When I lost Gloria, my main source of comfort was a belief in the Rainbow Bridge. I’ve always thought that even if it’s not mentioned in the Bible, a kind and caring God would have heard of the concept, decided that it was a good idea and built it after the fact. I wanted to believe that Gloria was somewhere that was a place of happiness. A place where old or ill dogs would be restored to youth and health and where she would play happily until the time came for me to join her.
I ached after losing her. It was a very real pain, not just emotional – I felt it in every tired, sore bone in my body and in every tear that burned its way down my cheek. I didn’t know how to go on.
One night, I dreamed of the Rainbow Bridge. It was such a realistic dream – I could feel the soft grass under my feet as I approached the Bridge and I could smell the flowers and feel the warmth of the sun on my body. And I could see Gloria on the other side, her ears perked up as she recognized me and broke from the pack of other dogs she’d been playing with – some of whom were other dogs I’d lost. As I was about to cross the Bridge and take her in my arms, I woke.
Sometimes I wonder if something had gone wrong with me in the night and what I dreamed was actually a “near death” experience. Of course, maybe it was just an exceptionally vivid dream. Either way, I woke crying, because I had wanted so very, very much to hold Gloria again.
I dragged myself out of bed and stumbled over to the window to open the curtains. And there, in the sky, was a double rainbow.
Coincidence? Almost certainly. Comforting? Definitely.
Do the ghosts of our dogs come back to comfort us? Many of us want to believe that they do. I suppose that most supposedly paranormal experiences have a logical explanation. But in the face of an overwhelming loss, logic often takes a back seat to what the heart wants to tell us. So whether “ghost dogs” are real or just a manifestation of what our minds want to tell us, it really doesn’t matter.
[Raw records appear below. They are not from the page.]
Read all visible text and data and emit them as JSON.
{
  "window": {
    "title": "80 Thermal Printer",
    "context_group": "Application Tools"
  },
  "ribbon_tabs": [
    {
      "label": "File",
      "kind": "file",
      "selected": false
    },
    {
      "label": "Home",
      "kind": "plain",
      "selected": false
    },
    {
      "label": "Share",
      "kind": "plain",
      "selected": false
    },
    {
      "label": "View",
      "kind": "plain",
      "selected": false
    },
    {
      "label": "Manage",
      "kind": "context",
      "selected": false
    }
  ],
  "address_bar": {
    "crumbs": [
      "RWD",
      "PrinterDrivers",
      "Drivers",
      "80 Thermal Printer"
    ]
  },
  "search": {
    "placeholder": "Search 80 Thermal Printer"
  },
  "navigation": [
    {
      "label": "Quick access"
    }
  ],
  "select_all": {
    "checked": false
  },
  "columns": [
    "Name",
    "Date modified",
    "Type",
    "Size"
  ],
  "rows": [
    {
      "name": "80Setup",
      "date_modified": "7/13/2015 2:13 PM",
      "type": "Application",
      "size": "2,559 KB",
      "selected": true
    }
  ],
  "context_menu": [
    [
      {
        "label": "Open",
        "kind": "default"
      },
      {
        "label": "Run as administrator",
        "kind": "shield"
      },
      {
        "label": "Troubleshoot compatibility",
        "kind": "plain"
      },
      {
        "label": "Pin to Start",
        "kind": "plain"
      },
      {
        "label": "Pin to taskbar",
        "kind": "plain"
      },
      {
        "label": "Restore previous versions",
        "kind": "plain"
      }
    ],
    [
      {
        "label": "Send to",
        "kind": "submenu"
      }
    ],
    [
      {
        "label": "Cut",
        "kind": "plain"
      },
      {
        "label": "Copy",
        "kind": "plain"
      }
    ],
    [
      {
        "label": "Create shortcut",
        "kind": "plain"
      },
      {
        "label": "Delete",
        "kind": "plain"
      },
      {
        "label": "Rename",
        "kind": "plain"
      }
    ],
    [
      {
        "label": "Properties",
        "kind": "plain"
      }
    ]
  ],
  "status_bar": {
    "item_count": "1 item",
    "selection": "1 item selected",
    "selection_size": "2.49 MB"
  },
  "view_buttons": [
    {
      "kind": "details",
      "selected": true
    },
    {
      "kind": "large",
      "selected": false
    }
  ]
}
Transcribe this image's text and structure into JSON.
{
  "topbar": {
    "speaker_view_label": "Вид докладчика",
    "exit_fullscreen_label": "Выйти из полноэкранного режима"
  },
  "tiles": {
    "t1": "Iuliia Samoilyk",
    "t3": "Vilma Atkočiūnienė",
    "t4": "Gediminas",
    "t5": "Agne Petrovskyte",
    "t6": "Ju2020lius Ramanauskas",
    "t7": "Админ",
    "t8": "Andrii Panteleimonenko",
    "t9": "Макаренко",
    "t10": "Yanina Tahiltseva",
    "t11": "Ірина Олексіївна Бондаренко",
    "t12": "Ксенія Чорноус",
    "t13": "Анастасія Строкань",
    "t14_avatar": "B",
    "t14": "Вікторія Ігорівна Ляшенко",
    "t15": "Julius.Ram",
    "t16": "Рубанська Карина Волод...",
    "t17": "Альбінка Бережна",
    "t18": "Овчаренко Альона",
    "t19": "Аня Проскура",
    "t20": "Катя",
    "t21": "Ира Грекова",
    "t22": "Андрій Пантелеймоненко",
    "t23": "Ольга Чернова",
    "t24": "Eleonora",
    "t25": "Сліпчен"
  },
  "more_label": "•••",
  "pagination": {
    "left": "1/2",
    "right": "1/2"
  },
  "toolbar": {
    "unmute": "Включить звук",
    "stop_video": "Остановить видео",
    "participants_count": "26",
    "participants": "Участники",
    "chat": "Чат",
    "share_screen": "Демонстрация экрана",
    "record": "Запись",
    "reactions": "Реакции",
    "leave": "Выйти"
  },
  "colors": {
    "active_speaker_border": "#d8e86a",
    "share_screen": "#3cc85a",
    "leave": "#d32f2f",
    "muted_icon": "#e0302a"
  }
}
What does matter is that we get the comfort we need to move on without our dogs.
I hope you have enjoyed these “non-scary” ghost dog stories. Happy Halloween, everyone!